* **Exercise**:
Pictures are to be left out; everything else in the records must be repeated exactly.

******

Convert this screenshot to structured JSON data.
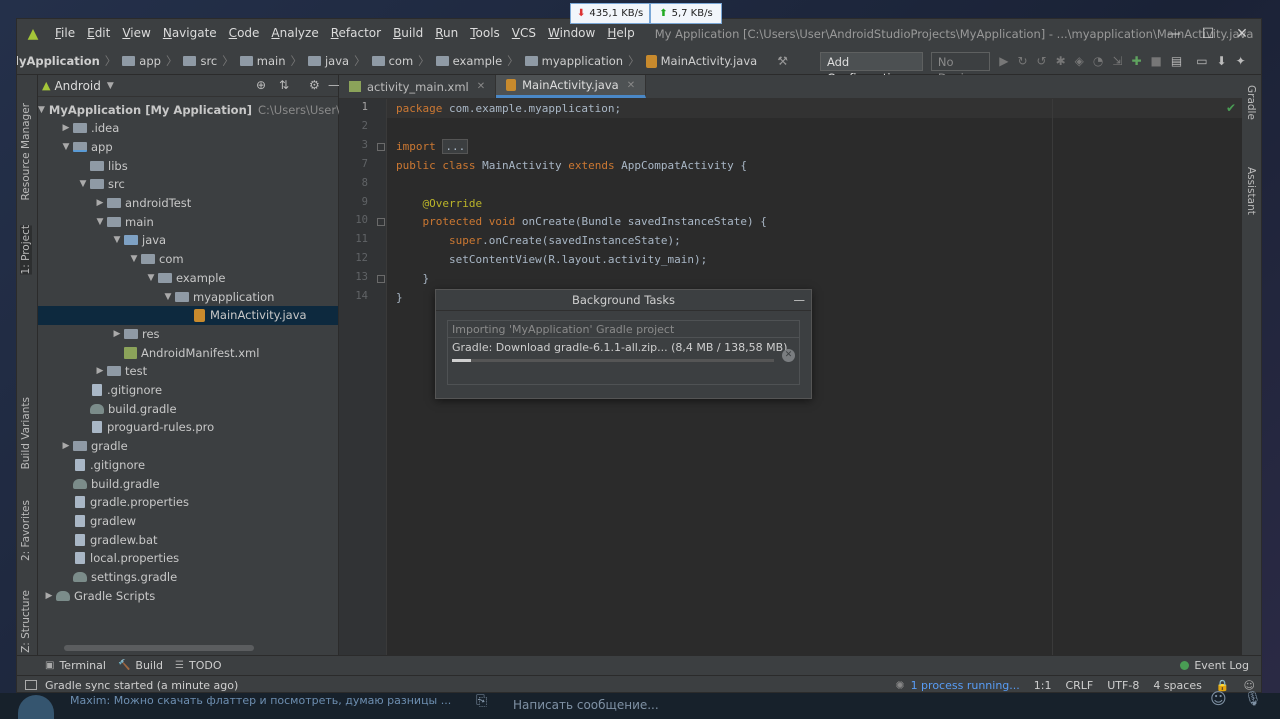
{
  "net_speed": {
    "download": "435,1 KB/s",
    "upload": "5,7 KB/s"
  },
  "menu": [
    "File",
    "Edit",
    "View",
    "Navigate",
    "Code",
    "Analyze",
    "Refactor",
    "Build",
    "Run",
    "Tools",
    "VCS",
    "Window",
    "Help"
  ],
  "window_title": "My Application [C:\\Users\\User\\AndroidStudioProjects\\MyApplication] - ...\\myapplication\\MainActivity.java",
  "breadcrumbs": [
    "lyApplication",
    "app",
    "src",
    "main",
    "java",
    "com",
    "example",
    "myapplication",
    "MainActivity.java"
  ],
  "toolbar": {
    "add_configuration": "Add Configuration...",
    "devices": "No Devices"
  },
  "left_tabs": [
    "Resource Manager",
    "1: Project",
    "Build Variants",
    "2: Favorites",
    "Z: Structure"
  ],
  "right_tabs": [
    "Gradle",
    "Assistant"
  ],
  "project_panel": {
    "view": "Android",
    "tree": [
      {
        "label": "MyApplication [My Application]",
        "extra": "C:\\Users\\User\\Andro",
        "depth": 0,
        "arrow": "▼",
        "icon": "module",
        "bold": true
      },
      {
        "label": ".idea",
        "depth": 1,
        "arrow": "▶",
        "icon": "folder"
      },
      {
        "label": "app",
        "depth": 1,
        "arrow": "▼",
        "icon": "module"
      },
      {
        "label": "libs",
        "depth": 2,
        "arrow": "",
        "icon": "folder"
      },
      {
        "label": "src",
        "depth": 2,
        "arrow": "▼",
        "icon": "folder"
      },
      {
        "label": "androidTest",
        "depth": 3,
        "arrow": "▶",
        "icon": "folder"
      },
      {
        "label": "main",
        "depth": 3,
        "arrow": "▼",
        "icon": "folder"
      },
      {
        "label": "java",
        "depth": 4,
        "arrow": "▼",
        "icon": "folder-blue"
      },
      {
        "label": "com",
        "depth": 5,
        "arrow": "▼",
        "icon": "folder"
      },
      {
        "label": "example",
        "depth": 6,
        "arrow": "▼",
        "icon": "folder"
      },
      {
        "label": "myapplication",
        "depth": 7,
        "arrow": "▼",
        "icon": "folder"
      },
      {
        "label": "MainActivity.java",
        "depth": 8,
        "arrow": "",
        "icon": "java",
        "selected": true
      },
      {
        "label": "res",
        "depth": 4,
        "arrow": "▶",
        "icon": "folder"
      },
      {
        "label": "AndroidManifest.xml",
        "depth": 4,
        "arrow": "",
        "icon": "xml"
      },
      {
        "label": "test",
        "depth": 3,
        "arrow": "▶",
        "icon": "folder"
      },
      {
        "label": ".gitignore",
        "depth": 2,
        "arrow": "",
        "icon": "file"
      },
      {
        "label": "build.gradle",
        "depth": 2,
        "arrow": "",
        "icon": "gradle"
      },
      {
        "label": "proguard-rules.pro",
        "depth": 2,
        "arrow": "",
        "icon": "file"
      },
      {
        "label": "gradle",
        "depth": 1,
        "arrow": "▶",
        "icon": "folder"
      },
      {
        "label": ".gitignore",
        "depth": 1,
        "arrow": "",
        "icon": "file"
      },
      {
        "label": "build.gradle",
        "depth": 1,
        "arrow": "",
        "icon": "gradle"
      },
      {
        "label": "gradle.properties",
        "depth": 1,
        "arrow": "",
        "icon": "file"
      },
      {
        "label": "gradlew",
        "depth": 1,
        "arrow": "",
        "icon": "file"
      },
      {
        "label": "gradlew.bat",
        "depth": 1,
        "arrow": "",
        "icon": "file"
      },
      {
        "label": "local.properties",
        "depth": 1,
        "arrow": "",
        "icon": "file"
      },
      {
        "label": "settings.gradle",
        "depth": 1,
        "arrow": "",
        "icon": "gradle"
      },
      {
        "label": "Gradle Scripts",
        "depth": 0,
        "arrow": "▶",
        "icon": "gradle"
      }
    ]
  },
  "editor_tabs": [
    {
      "label": "activity_main.xml",
      "type": "xml",
      "active": false
    },
    {
      "label": "MainActivity.java",
      "type": "java",
      "active": true
    }
  ],
  "code_lines": [
    {
      "n": "1",
      "html": "<span class=\"kw\">package</span> com.example.myapplication;"
    },
    {
      "n": "2",
      "html": ""
    },
    {
      "n": "3",
      "html": "<span class=\"kw\">import</span> <span class=\"fold-box\">...</span>"
    },
    {
      "n": "7",
      "html": "<span class=\"kw\">public class</span> MainActivity <span class=\"kw\">extends</span> AppCompatActivity {"
    },
    {
      "n": "8",
      "html": ""
    },
    {
      "n": "9",
      "html": "    <span class=\"ann\">@Override</span>"
    },
    {
      "n": "10",
      "html": "    <span class=\"kw\">protected void</span> onCreate(Bundle savedInstanceState) {"
    },
    {
      "n": "11",
      "html": "        <span class=\"kw\">super</span>.onCreate(savedInstanceState);"
    },
    {
      "n": "12",
      "html": "        setContentView(R.layout.activity_main);"
    },
    {
      "n": "13",
      "html": "    }"
    },
    {
      "n": "14",
      "html": "}"
    }
  ],
  "background_tasks": {
    "title": "Background Tasks",
    "task_title": "Importing 'MyApplication' Gradle project",
    "task_detail": "Gradle: Download gradle-6.1.1-all.zip...  (8,4 MB / 138,58 MB)",
    "progress": 0.06
  },
  "bottom_tools": [
    {
      "label": "Terminal",
      "icon": "▣"
    },
    {
      "label": "Build",
      "icon": "🔨"
    },
    {
      "label": "TODO",
      "icon": "☰"
    }
  ],
  "event_log": "Event Log",
  "status": {
    "message": "Gradle sync started (a minute ago)",
    "process": "1 process running...",
    "position": "1:1",
    "line_sep": "CRLF",
    "encoding": "UTF-8",
    "indent": "4 spaces"
  },
  "telegram": {
    "preview": "Maxim: Можно скачать флаттер и посмотреть, думаю разницы ...",
    "compose_placeholder": "Написать сообщение..."
  }
}
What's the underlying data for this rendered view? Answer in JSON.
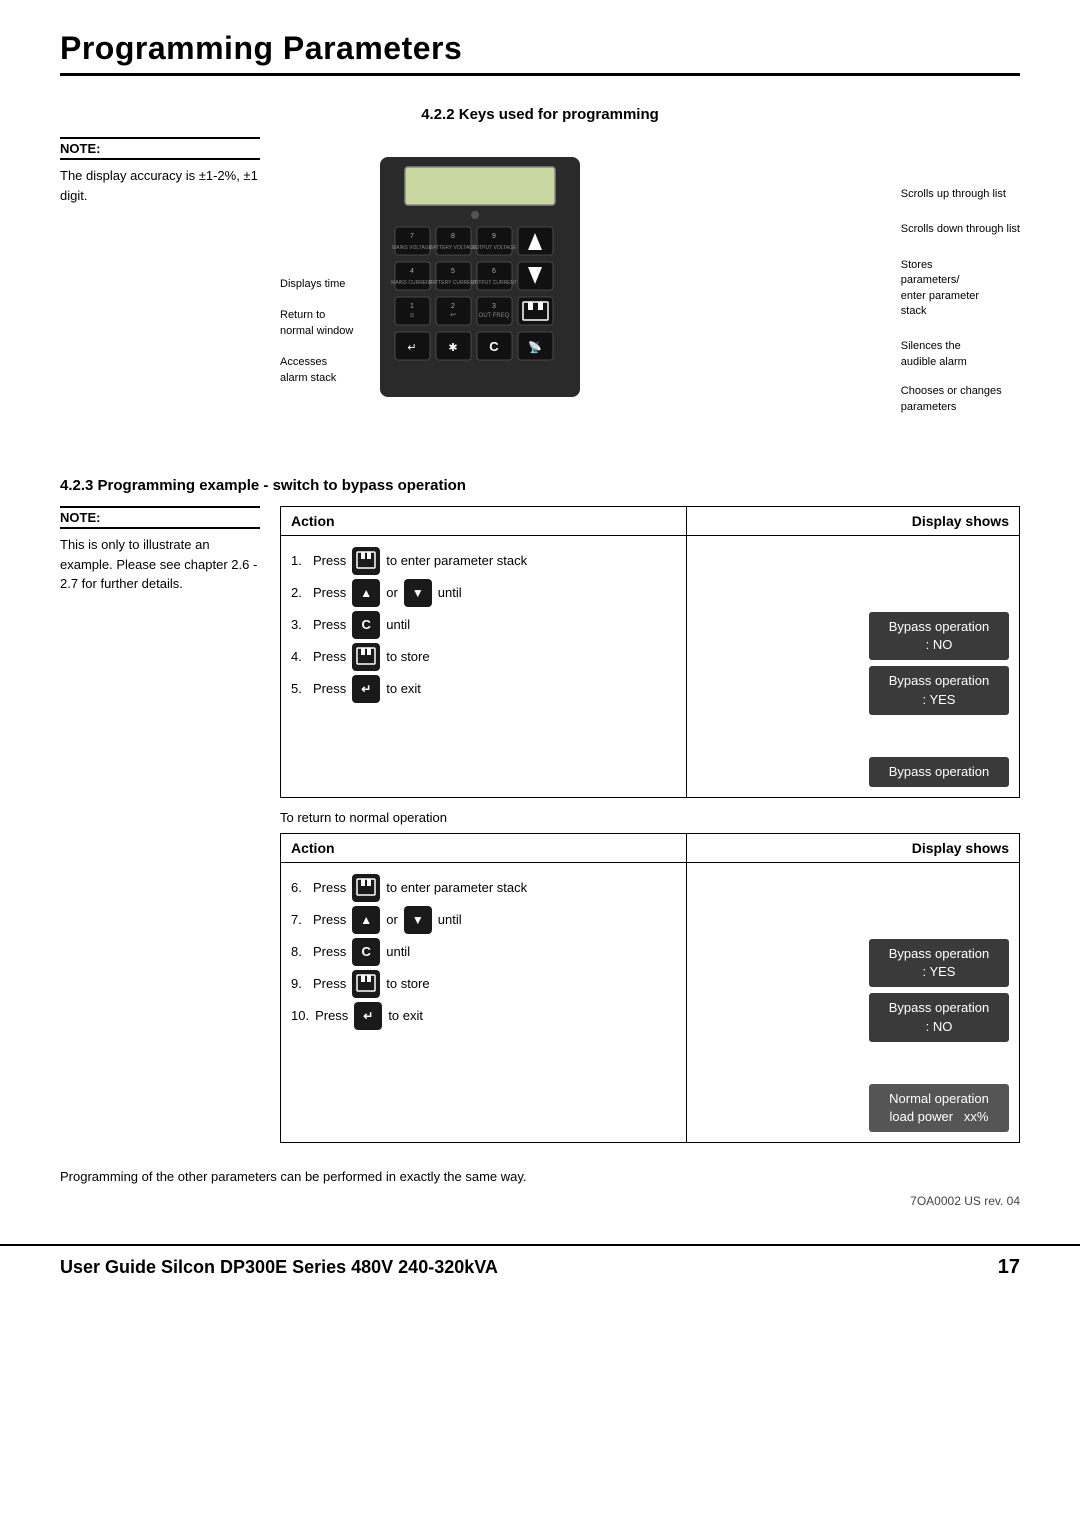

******

* **Expected output**:
Convert this screenshot to structured JSON data.
{
  "net_speed": {
    "download": "435,1 KB/s",
    "upload": "5,7 KB/s"
  },
  "menu": [
    "File",
    "Edit",
    "View",
    "Navigate",
    "Code",
    "Analyze",
    "Refactor",
    "Build",
    "Run",
    "Tools",
    "VCS",
    "Window",
    "Help"
  ],
  "window_title": "My Application [C:\\Users\\User\\AndroidStudioProjects\\MyApplication] - ...\\myapplication\\MainActivity.java",
  "breadcrumbs": [
    "lyApplication",
    "app",
    "src",
    "main",
    "java",
    "com",
    "example",
    "myapplication",
    "MainActivity.java"
  ],
  "toolbar": {
    "add_configuration": "Add Configuration...",
    "devices": "No Devices"
  },
  "left_tabs": [
    "Resource Manager",
    "1: Project",
    "Build Variants",
    "2: Favorites",
    "Z: Structure"
  ],
  "right_tabs": [
    "Gradle",
    "Assistant"
  ],
  "project_panel": {
    "view": "Android",
    "tree": [
      {
        "label": "MyApplication [My Application]",
        "extra": "C:\\Users\\User\\Andro",
        "depth": 0,
        "arrow": "▼",
        "icon": "module",
        "bold": true
      },
      {
        "label": ".idea",
        "depth": 1,
        "arrow": "▶",
        "icon": "folder"
      },
      {
        "label": "app",
        "depth": 1,
        "arrow": "▼",
        "icon": "module"
      },
      {
        "label": "libs",
        "depth": 2,
        "arrow": "",
        "icon": "folder"
      },
      {
        "label": "src",
        "depth": 2,
        "arrow": "▼",
        "icon": "folder"
      },
      {
        "label": "androidTest",
        "depth": 3,
        "arrow": "▶",
        "icon": "folder"
      },
      {
        "label": "main",
        "depth": 3,
        "arrow": "▼",
        "icon": "folder"
      },
      {
        "label": "java",
        "depth": 4,
        "arrow": "▼",
        "icon": "folder-blue"
      },
      {
        "label": "com",
        "depth": 5,
        "arrow": "▼",
        "icon": "folder"
      },
      {
        "label": "example",
        "depth": 6,
        "arrow": "▼",
        "icon": "folder"
      },
      {
        "label": "myapplication",
        "depth": 7,
        "arrow": "▼",
        "icon": "folder"
      },
      {
        "label": "MainActivity.java",
        "depth": 8,
        "arrow": "",
        "icon": "java",
        "selected": true
      },
      {
        "label": "res",
        "depth": 4,
        "arrow": "▶",
        "icon": "folder"
      },
      {
        "label": "AndroidManifest.xml",
        "depth": 4,
        "arrow": "",
        "icon": "xml"
      },
      {
        "label": "test",
        "depth": 3,
        "arrow": "▶",
        "icon": "folder"
      },
      {
        "label": ".gitignore",
        "depth": 2,
        "arrow": "",
        "icon": "file"
      },
      {
        "label": "build.gradle",
        "depth": 2,
        "arrow": "",
        "icon": "gradle"
      },
      {
        "label": "proguard-rules.pro",
        "depth": 2,
        "arrow": "",
        "icon": "file"
      },
      {
        "label": "gradle",
        "depth": 1,
        "arrow": "▶",
        "icon": "folder"
      },
      {
        "label": ".gitignore",
        "depth": 1,
        "arrow": "",
        "icon": "file"
      },
      {
        "label": "build.gradle",
        "depth": 1,
        "arrow": "",
        "icon": "gradle"
      },
      {
        "label": "gradle.properties",
        "depth": 1,
        "arrow": "",
        "icon": "file"
      },
      {
        "label": "gradlew",
        "depth": 1,
        "arrow": "",
        "icon": "file"
      },
      {
        "label": "gradlew.bat",
        "depth": 1,
        "arrow": "",
        "icon": "file"
      },
      {
        "label": "local.properties",
        "depth": 1,
        "arrow": "",
        "icon": "file"
      },
      {
        "label": "settings.gradle",
        "depth": 1,
        "arrow": "",
        "icon": "gradle"
      },
      {
        "label": "Gradle Scripts",
        "depth": 0,
        "arrow": "▶",
        "icon": "gradle"
      }
    ]
  },
  "editor_tabs": [
    {
      "label": "activity_main.xml",
      "type": "xml",
      "active": false
    },
    {
      "label": "MainActivity.java",
      "type": "java",
      "active": true
    }
  ],
  "code_lines": [
    {
      "n": "1",
      "html": "<span class=\"kw\">package</span> com.example.myapplication;"
    },
    {
      "n": "2",
      "html": ""
    },
    {
      "n": "3",
      "html": "<span class=\"kw\">import</span> <span class=\"fold-box\">...</span>"
    },
    {
      "n": "7",
      "html": "<span class=\"kw\">public class</span> MainActivity <span class=\"kw\">extends</span> AppCompatActivity {"
    },
    {
      "n": "8",
      "html": ""
    },
    {
      "n": "9",
      "html": "    <span class=\"ann\">@Override</span>"
    },
    {
      "n": "10",
      "html": "    <span class=\"kw\">protected void</span> onCreate(Bundle savedInstanceState) {"
    },
    {
      "n": "11",
      "html": "        <span class=\"kw\">super</span>.onCreate(savedInstanceState);"
    },
    {
      "n": "12",
      "html": "        setContentView(R.layout.activity_main);"
    },
    {
      "n": "13",
      "html": "    }"
    },
    {
      "n": "14",
      "html": "}"
    }
  ],
  "background_tasks": {
    "title": "Background Tasks",
    "task_title": "Importing 'MyApplication' Gradle project",
    "task_detail": "Gradle: Download gradle-6.1.1-all.zip...  (8,4 MB / 138,58 MB)",
    "progress": 0.06
  },
  "bottom_tools": [
    {
      "label": "Terminal",
      "icon": "▣"
    },
    {
      "label": "Build",
      "icon": "🔨"
    },
    {
      "label": "TODO",
      "icon": "☰"
    }
  ],
  "event_log": "Event Log",
  "status": {
    "message": "Gradle sync started (a minute ago)",
    "process": "1 process running...",
    "position": "1:1",
    "line_sep": "CRLF",
    "encoding": "UTF-8",
    "indent": "4 spaces"
  },
  "telegram": {
    "preview": "Maxim: Можно скачать флаттер и посмотреть, думаю разницы ...",
    "compose_placeholder": "Написать сообщение..."
  }
}
What's the underlying data for this rendered view? Answer in JSON.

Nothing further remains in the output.